The guide is not defeated as quickly as I am. Lompoul is only thirty kilometers in a straight line from our position. To use the roads would be 135km! I allow him to persuade me to return back to that village that we made an aborted entry into, Fas Boye. This time, with a local guide, we may find a way. The plan is to get onto the beach at low tide and race it north to Lompoul. Our first difficulty is finding a route onto the beach. The road ends at the predicted mountain of fish guts, pirogues, a village dense with houses and people. There is no way down, We dare to take a little sand road through the village but can go only so far before it becomes too narrow. My thoughts are already on the tarmac road to Lompoul, which if we hurry for, would mean we arrive by dusk at the beach (two and a half hours drive). The heat is unbearable so we all get out to walk the beach. Miki needs a stretch. I need to inspect the sand with the guide before making my decision.

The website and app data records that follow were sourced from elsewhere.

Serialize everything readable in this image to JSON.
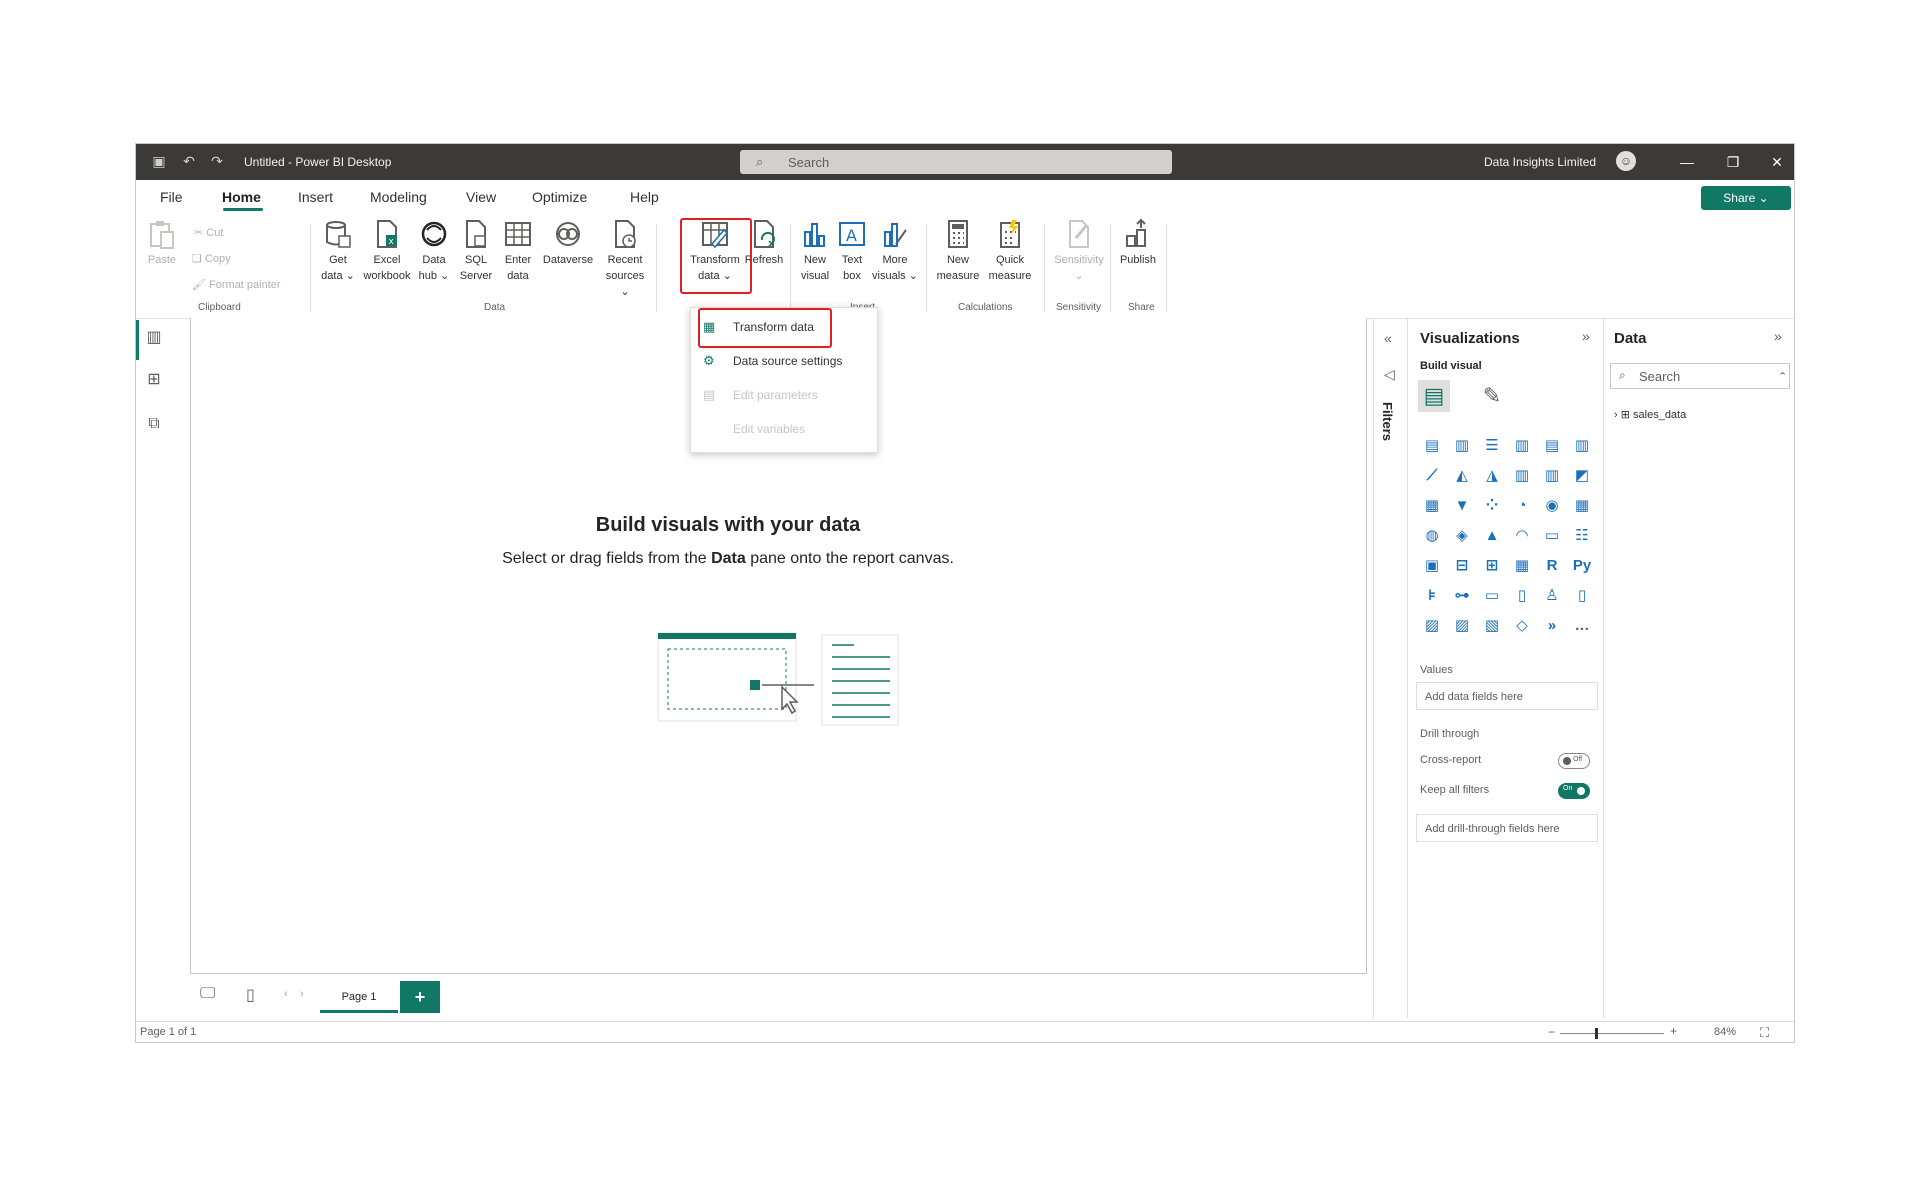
{
  "window": {
    "title": "Untitled - Power BI Desktop",
    "search_placeholder": "Search",
    "user": "Data Insights Limited",
    "share_label": "Share ⌄"
  },
  "menu": [
    "File",
    "Home",
    "Insert",
    "Modeling",
    "View",
    "Optimize",
    "Help"
  ],
  "ribbon": {
    "clipboard": {
      "paste": "Paste",
      "cut": "Cut",
      "copy": "Copy",
      "format_painter": "Format painter",
      "group": "Clipboard"
    },
    "data": {
      "get_data": [
        "Get",
        "data ⌄"
      ],
      "excel": [
        "Excel",
        "workbook"
      ],
      "data_hub": [
        "Data",
        "hub ⌄"
      ],
      "sql": [
        "SQL",
        "Server"
      ],
      "enter": [
        "Enter",
        "data"
      ],
      "dataverse": [
        "Dataverse",
        ""
      ],
      "recent": [
        "Recent",
        "sources ⌄"
      ],
      "group": "Data"
    },
    "queries": {
      "transform": [
        "Transform",
        "data ⌄"
      ],
      "refresh": [
        "Refresh",
        ""
      ]
    },
    "insert": {
      "new_visual": [
        "New",
        "visual"
      ],
      "text_box": [
        "Text",
        "box"
      ],
      "more_visuals": [
        "More",
        "visuals ⌄"
      ],
      "group": "Insert"
    },
    "calculations": {
      "new_measure": [
        "New",
        "measure"
      ],
      "quick_measure": [
        "Quick",
        "measure"
      ],
      "group": "Calculations"
    },
    "sensitivity": {
      "label": [
        "Sensitivity",
        "⌄"
      ],
      "group": "Sensitivity"
    },
    "share": {
      "publish": [
        "Publish",
        ""
      ],
      "group": "Share"
    }
  },
  "dropdown": {
    "items": [
      {
        "label": "Transform data",
        "disabled": false
      },
      {
        "label": "Data source settings",
        "disabled": false
      },
      {
        "label": "Edit parameters",
        "disabled": true
      },
      {
        "label": "Edit variables",
        "disabled": true
      }
    ]
  },
  "canvas": {
    "title": "Build visuals with your data",
    "subtitle_pre": "Select or drag fields from the ",
    "subtitle_bold": "Data",
    "subtitle_post": " pane onto the report canvas."
  },
  "filters": {
    "label": "Filters"
  },
  "visualizations": {
    "title": "Visualizations",
    "build_visual": "Build visual",
    "values_label": "Values",
    "values_placeholder": "Add data fields here",
    "drill_through": "Drill through",
    "cross_report": "Cross-report",
    "cross_report_state": "Off",
    "keep_filters": "Keep all filters",
    "keep_filters_state": "On",
    "drill_placeholder": "Add drill-through fields here",
    "r_label": "R",
    "py_label": "Py"
  },
  "data_pane": {
    "title": "Data",
    "search_placeholder": "Search",
    "table": "sales_data"
  },
  "pages": {
    "tab": "Page 1",
    "add": "+"
  },
  "status": {
    "page_info": "Page 1 of 1",
    "zoom": "84%",
    "zoom_fraction": 0.35
  },
  "colors": {
    "accent": "#117865",
    "highlight": "#e01f1f",
    "titlebar": "#3b3a39"
  }
}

Our walk down to the beach turns into a procession which rapidly morphs into a mob. Hundreds of children join us. Some grab at Anika, I see her holding Mara’s arm tightly with both hands. The kids are mainly interested in Miki. They chase her, bate her. Sand balls begin to fly. Then rocks and slippers. I order us to retreat to the truck. For a few minutes Miki is cut off from us by the crowds, which are now attracting adults too. I am not seeing many friendly faces there. They bark at her. Their barks are more like howls, a chorus of monkeys come down from the trees, emptying out of the forest, clambering over boats, onto the roofs of buildings. They feed off their collective hysteria getting more excited. It feels as though something could go very wrong.

We are swamped on all sides

We are swamped on all sides


Finally we are all in the truck. The engine is on and we reverse towards freedom. The passage in front and behind is a sea of people. Are there that many living in this village? Fas Boye is an anthill that some how we have kicked open. The little black ants, each carrying a sting, are swarming out of the hive and shall soon carry us of. Someone smashes a fist into the passenger door. Objects are hurled at the truck. The guide is trying to placate the crowd outside but he is gobbled up by the collective appetite of a village starved of their animal past. Too many years of being the postcard smile, now is the time to fill ones stomach with fresh killed meat. We snag a low cable as we pull back. Like a black mamba its severed end swings down onto our bonnet. Is it electric, will it spark us? I have to climb onto the roof to detach its snaking form that is wrapped round the bike pedal protruding upwards. Climbing back into the safety of the cab children’s hands make an effort to prevent me from closing the door. A man, furious, demands I pay for the damages. To admit fault is to begin a process that will be the end of us. I ignore him and slam the door shut. I feel as if a rumor goes round that we owe the village money. More is the reason to prevent our exit. The crowd is whipped up in a fury. Now the guide, sitting beside me, seems to be loosing his cool. ‘Hurry’ he shouts, ‘Go, Go!’ I do not need to be asked a third time, The exit is meters away. There is nothing the villagers can do to hold back the Zil, we force our way free. For a moment I wonder what it is like to be an American infantry-man in Iraq, hounded out of a village that hates everything about you, to have the power to call in an air strike and wipe them all away, all men women and children, like one wipes the bloody mess of a mosquito off of ones thigh. What satisfaction. What a dream.

The guide is no longer worried. His cool rapidly returns. ‘Do not worry’ he assures me, ‘They are Wolof, all Wolof are like that, they are a crazy people, Imbeciles’. He tells me that the people of Lompoul are not Wolof, his tribe, a good tribe.